I have had several discussions lately with people talking about Christian artwork and books. Most people who don’t particularly follow the Christian faith avoid anything labeled Christian at all costs. We discussed why.

Our first reason was that most of Christian artwork tends to depict one of a very few things. On the art side of things it tends to be pictures of Jesus on a cross or fish. In writing it’s poorly disguided preaches on what is considered morally acceptable to God.

Even when this is not the case the art work tends to only speak of lightness and happy things. Most seem to avoid all of the darker subject matters. They focus on the light of God and the good things that result in being a follower of Jesus.

The problem with both of these is that they mean very little to a person who hasn’t experienced them. Telling someone that life for someone else is amazing doesn’t make them feel any better.

To show someone faith and the light of God it requires something more. People relate to pain and suffering much quicker and more easily than happy things.

If Christians truly want people to understand how God can make a difference in their life they have to show that they understand the persons life before God, that their pain is understood, and their grief. It’s no good showing them the bandage but not what it can do.

For the help God can give and the light of God’s world to show it needs to be contrasted with darkness. Pain is there before healing. Loss before regain. Real life isn’t just answers. There are questions too. If we are intent on showing people the things God can do surely it helps to show them the situation before God does his thing.

On top of that being a Chrisitian isn’t always light and fluffy. Crap things happen in life regardless of who has a God to help them or not. Too many Christians seem to think they need to show an outside look of perfection and a happy life because otherwise it will make their God look bad. It doesn’t. It just makes it difficult for anyone to relate to what their saying.

In short people need to be real with the things they create.
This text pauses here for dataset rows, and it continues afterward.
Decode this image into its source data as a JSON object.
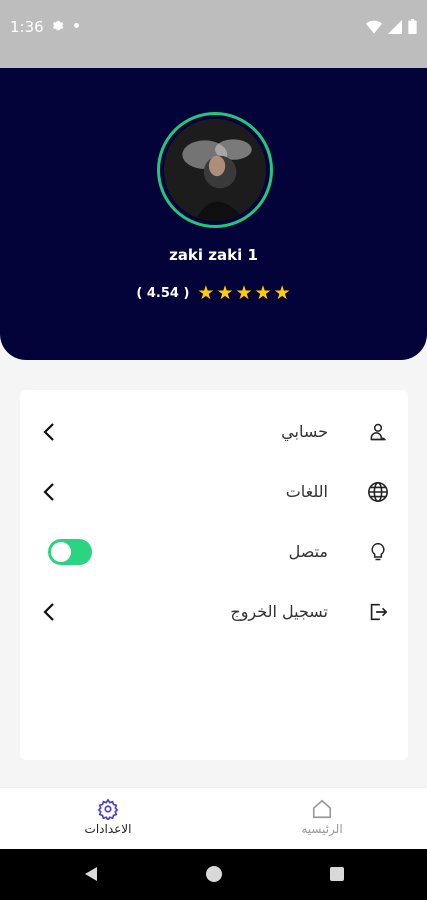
{
  "status_bar": {
    "time": "1:36"
  },
  "profile": {
    "name": "zaki zaki 1",
    "rating_text": "( 4.54 )",
    "rating_value": 4.54,
    "stars_filled": 5
  },
  "settings": {
    "items": [
      {
        "label": "حسابي",
        "icon": "user-icon",
        "control": "chevron"
      },
      {
        "label": "اللغات",
        "icon": "globe-icon",
        "control": "chevron"
      },
      {
        "label": "متصل",
        "icon": "lightbulb-icon",
        "control": "toggle",
        "toggle_on": true
      },
      {
        "label": "تسجيل الخروج",
        "icon": "logout-icon",
        "control": "chevron"
      }
    ]
  },
  "bottom_nav": {
    "settings_label": "الاعدادات",
    "home_label": "الرئيسيه",
    "active": "settings"
  },
  "colors": {
    "header_bg": "#03033a",
    "accent_green": "#22c77a",
    "star_yellow": "#ffcc00"
  }
}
To create it out of real emotions, passions and situations. Not out of some preach they have in their head. To not be afraid of taking their work to darker places simply because that’s how they felt the day they created that part.

When viewers and readers can relate they begin to care. Caring is only the first step in the process but it might just gain back some of the reputation Christian artists have lost.